* EXERCISE GOAL *
Your reply should hold exactly the lines from the one that contains "What data populates" through the end of the data. Repeat them word for word.

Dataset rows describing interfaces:

%%

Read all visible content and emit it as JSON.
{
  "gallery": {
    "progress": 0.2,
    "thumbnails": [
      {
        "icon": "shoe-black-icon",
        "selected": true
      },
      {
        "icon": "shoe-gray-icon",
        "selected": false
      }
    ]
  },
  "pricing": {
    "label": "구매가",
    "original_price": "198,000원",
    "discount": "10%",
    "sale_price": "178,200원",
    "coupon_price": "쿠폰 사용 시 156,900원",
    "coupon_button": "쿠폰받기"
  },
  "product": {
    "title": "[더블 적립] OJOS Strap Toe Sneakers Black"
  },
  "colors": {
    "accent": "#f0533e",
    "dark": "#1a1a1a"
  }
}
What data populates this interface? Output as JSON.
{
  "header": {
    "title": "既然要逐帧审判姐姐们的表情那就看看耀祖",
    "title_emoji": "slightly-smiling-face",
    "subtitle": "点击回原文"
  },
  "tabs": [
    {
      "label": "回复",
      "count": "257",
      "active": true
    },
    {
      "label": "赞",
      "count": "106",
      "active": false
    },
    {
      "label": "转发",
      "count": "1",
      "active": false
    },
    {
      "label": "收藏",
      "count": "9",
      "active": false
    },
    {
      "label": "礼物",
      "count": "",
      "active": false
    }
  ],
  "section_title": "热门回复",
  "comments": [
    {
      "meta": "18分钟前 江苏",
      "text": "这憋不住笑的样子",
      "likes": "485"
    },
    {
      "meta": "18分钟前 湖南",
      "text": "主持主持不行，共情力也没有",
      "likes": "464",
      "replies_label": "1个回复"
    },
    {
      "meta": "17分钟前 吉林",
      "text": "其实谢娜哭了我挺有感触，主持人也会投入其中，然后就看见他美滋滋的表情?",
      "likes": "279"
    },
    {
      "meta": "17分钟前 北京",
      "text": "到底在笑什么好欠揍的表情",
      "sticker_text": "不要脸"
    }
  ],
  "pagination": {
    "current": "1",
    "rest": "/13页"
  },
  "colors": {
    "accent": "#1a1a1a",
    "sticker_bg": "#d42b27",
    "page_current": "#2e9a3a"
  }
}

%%

* EXERCISE ANSWER *
What data populates this interface? Output as JSON.
{
  "header": {
    "title": "既然要逐帧审判姐姐们的表情那就看看耀祖",
    "title_emoji": "slightly-smiling-face",
    "subtitle": "点击回原文"
  },
  "tabs": [
    {
      "label": "回复",
      "count": "257",
      "active": true
    },
    {
      "label": "赞",
      "count": "106",
      "active": false
    },
    {
      "label": "转发",
      "count": "1",
      "active": false
    },
    {
      "label": "收藏",
      "count": "9",
      "active": false
    },
    {
      "label": "礼物",
      "count": "",
      "active": false
    }
  ],
  "section_title": "热门回复",
  "comments": [
    {
      "meta": "18分钟前 江苏",
      "text": "这憋不住笑的样子",
      "likes": "485"
    },
    {
      "meta": "18分钟前 湖南",
      "text": "主持主持不行，共情力也没有",
      "likes": "464",
      "replies_label": "1个回复"
    },
    {
      "meta": "17分钟前 吉林",
      "text": "其实谢娜哭了我挺有感触，主持人也会投入其中，然后就看见他美滋滋的表情?",
      "likes": "279"
    },
    {
      "meta": "17分钟前 北京",
      "text": "到底在笑什么好欠揍的表情",
      "sticker_text": "不要脸"
    }
  ],
  "pagination": {
    "current": "1",
    "rest": "/13页"
  },
  "colors": {
    "accent": "#1a1a1a",
    "sticker_bg": "#d42b27",
    "page_current": "#2e9a3a"
  }
}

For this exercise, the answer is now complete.